[WHAT YOU NEED TO DO]: The records sit below this line. Repeat all of them exactly.

(Component data from apps and pages)
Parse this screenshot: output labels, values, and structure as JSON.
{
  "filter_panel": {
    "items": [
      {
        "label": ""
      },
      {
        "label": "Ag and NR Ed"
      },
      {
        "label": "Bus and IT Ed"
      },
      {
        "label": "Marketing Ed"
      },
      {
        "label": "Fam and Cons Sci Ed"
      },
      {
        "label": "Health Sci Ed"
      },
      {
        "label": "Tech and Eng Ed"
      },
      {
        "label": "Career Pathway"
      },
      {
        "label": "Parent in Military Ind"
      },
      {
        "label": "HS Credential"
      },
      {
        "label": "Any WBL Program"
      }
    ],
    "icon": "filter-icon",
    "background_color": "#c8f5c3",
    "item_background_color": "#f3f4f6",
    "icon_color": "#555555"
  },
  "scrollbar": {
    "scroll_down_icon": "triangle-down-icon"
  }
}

[FINISHED EXERCISE]:
Parse this screenshot: output labels, values, and structure as JSON.
{
  "filter_panel": {
    "items": [
      {
        "label": ""
      },
      {
        "label": "Ag and NR Ed"
      },
      {
        "label": "Bus and IT Ed"
      },
      {
        "label": "Marketing Ed"
      },
      {
        "label": "Fam and Cons Sci Ed"
      },
      {
        "label": "Health Sci Ed"
      },
      {
        "label": "Tech and Eng Ed"
      },
      {
        "label": "Career Pathway"
      },
      {
        "label": "Parent in Military Ind"
      },
      {
        "label": "HS Credential"
      },
      {
        "label": "Any WBL Program"
      }
    ],
    "icon": "filter-icon",
    "background_color": "#c8f5c3",
    "item_background_color": "#f3f4f6",
    "icon_color": "#555555"
  },
  "scrollbar": {
    "scroll_down_icon": "triangle-down-icon"
  }
}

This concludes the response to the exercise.